--- INFORMATION PROVIDED Enclosed Below ---

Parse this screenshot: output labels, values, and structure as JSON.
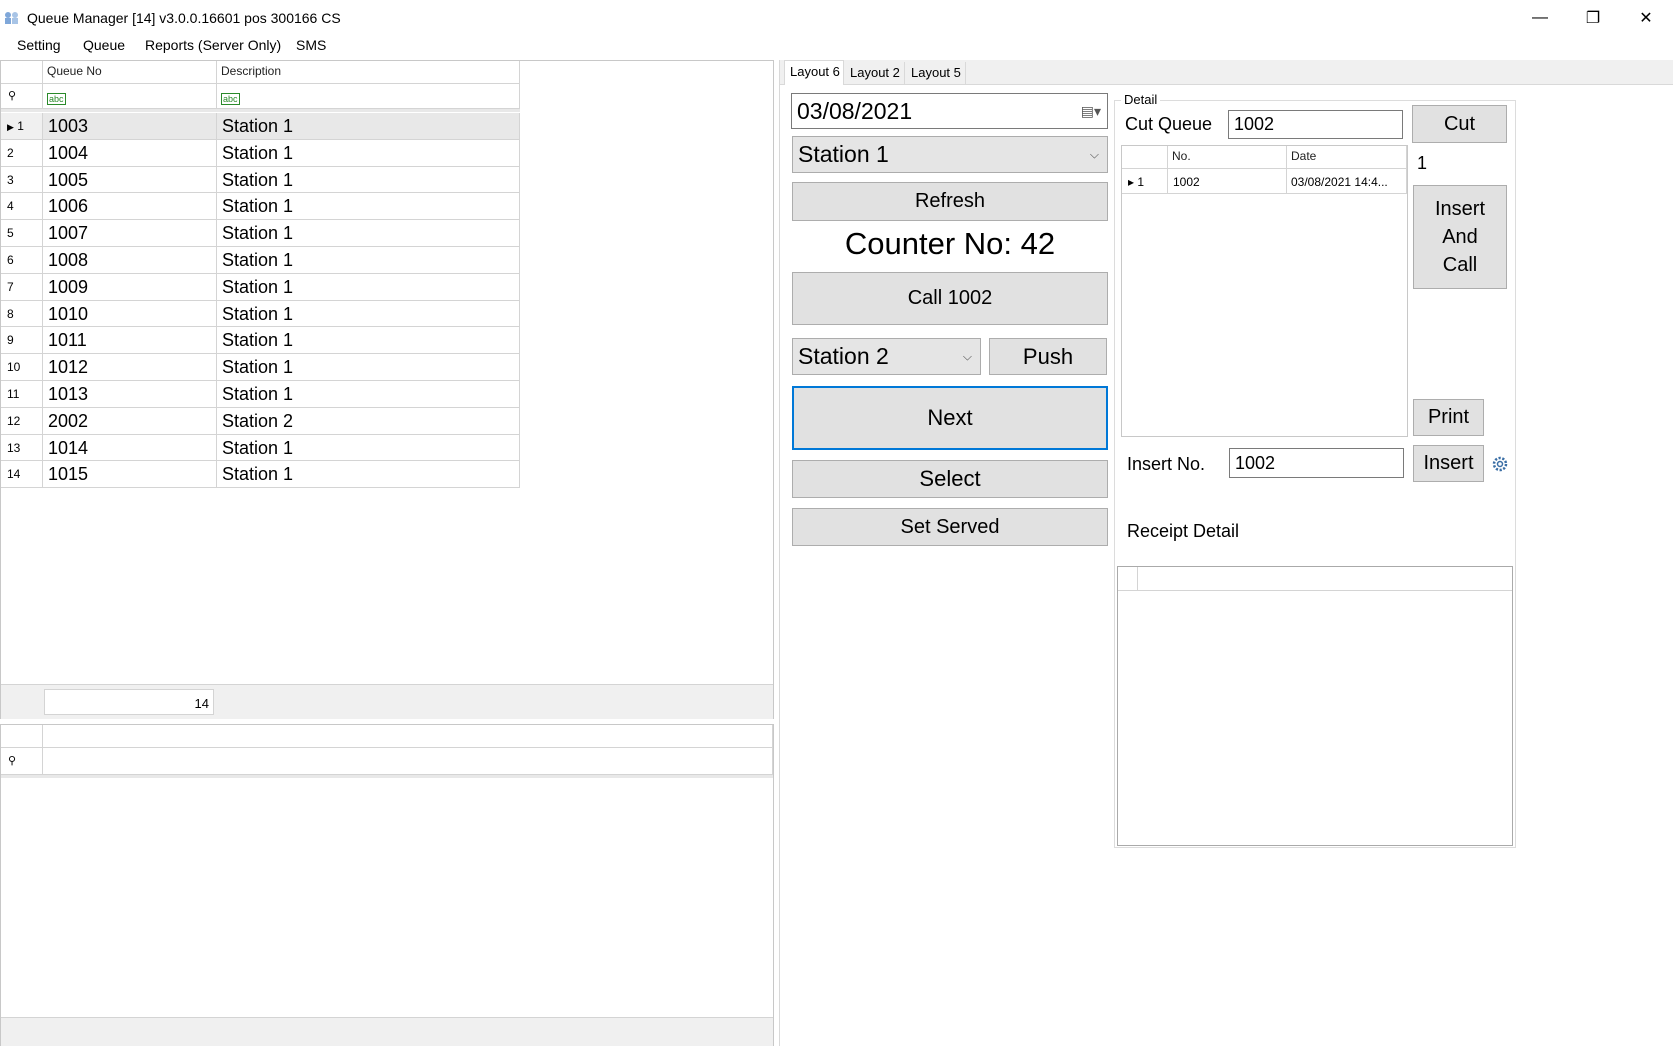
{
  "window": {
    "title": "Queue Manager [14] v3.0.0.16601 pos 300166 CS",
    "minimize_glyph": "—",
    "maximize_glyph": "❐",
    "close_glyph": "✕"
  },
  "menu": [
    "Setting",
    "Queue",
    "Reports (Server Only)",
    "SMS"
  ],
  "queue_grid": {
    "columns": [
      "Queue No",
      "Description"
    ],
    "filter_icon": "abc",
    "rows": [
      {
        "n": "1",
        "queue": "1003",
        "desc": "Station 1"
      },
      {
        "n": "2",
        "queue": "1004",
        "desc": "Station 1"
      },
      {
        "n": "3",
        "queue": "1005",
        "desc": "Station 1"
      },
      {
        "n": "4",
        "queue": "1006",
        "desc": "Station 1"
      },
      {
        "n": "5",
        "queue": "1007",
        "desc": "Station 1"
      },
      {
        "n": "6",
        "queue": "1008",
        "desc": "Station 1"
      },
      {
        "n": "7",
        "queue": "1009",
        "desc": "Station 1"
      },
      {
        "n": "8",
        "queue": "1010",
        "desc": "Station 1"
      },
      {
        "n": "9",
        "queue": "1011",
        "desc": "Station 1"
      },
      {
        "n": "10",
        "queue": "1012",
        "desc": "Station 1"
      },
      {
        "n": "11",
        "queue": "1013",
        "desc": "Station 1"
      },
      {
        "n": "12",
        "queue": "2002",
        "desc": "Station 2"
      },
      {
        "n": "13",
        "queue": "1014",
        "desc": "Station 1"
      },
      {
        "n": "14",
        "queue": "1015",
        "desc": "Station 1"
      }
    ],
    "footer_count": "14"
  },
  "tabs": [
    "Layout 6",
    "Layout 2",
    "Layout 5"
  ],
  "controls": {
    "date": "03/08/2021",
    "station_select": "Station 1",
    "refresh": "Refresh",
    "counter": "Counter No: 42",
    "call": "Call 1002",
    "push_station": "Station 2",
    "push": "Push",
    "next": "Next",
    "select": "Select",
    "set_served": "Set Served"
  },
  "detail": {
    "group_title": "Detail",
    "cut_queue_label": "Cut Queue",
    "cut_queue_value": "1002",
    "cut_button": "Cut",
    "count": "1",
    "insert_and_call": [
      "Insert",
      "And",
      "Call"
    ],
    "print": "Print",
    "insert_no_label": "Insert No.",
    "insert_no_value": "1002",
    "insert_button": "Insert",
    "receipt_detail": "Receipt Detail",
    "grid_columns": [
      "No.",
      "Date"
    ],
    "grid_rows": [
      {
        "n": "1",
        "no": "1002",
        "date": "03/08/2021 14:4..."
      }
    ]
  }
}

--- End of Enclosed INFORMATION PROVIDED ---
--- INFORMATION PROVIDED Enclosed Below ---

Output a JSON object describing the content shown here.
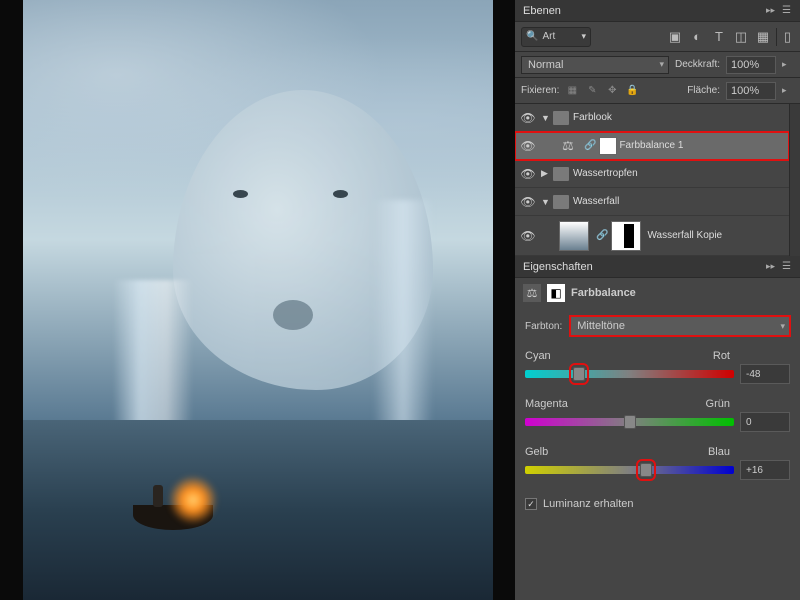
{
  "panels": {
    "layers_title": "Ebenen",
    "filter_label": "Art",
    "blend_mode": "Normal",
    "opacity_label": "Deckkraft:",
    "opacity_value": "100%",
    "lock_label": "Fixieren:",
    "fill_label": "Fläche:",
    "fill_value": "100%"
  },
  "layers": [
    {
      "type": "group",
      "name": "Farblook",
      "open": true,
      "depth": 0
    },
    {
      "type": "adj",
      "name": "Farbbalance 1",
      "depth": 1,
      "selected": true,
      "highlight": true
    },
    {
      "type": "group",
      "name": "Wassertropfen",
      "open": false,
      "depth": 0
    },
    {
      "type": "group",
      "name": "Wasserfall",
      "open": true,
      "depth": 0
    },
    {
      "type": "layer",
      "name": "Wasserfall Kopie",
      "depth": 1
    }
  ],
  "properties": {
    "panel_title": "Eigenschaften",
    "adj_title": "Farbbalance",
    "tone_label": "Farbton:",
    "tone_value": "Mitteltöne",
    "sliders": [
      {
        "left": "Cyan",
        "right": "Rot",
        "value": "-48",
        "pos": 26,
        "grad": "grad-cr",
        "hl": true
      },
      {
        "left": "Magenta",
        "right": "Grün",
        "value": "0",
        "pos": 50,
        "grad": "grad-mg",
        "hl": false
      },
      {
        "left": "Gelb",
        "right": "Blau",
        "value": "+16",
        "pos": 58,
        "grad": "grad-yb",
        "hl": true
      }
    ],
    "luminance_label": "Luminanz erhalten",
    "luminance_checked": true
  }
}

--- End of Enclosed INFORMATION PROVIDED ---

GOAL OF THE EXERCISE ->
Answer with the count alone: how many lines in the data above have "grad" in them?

TASK RESPONSE ->
3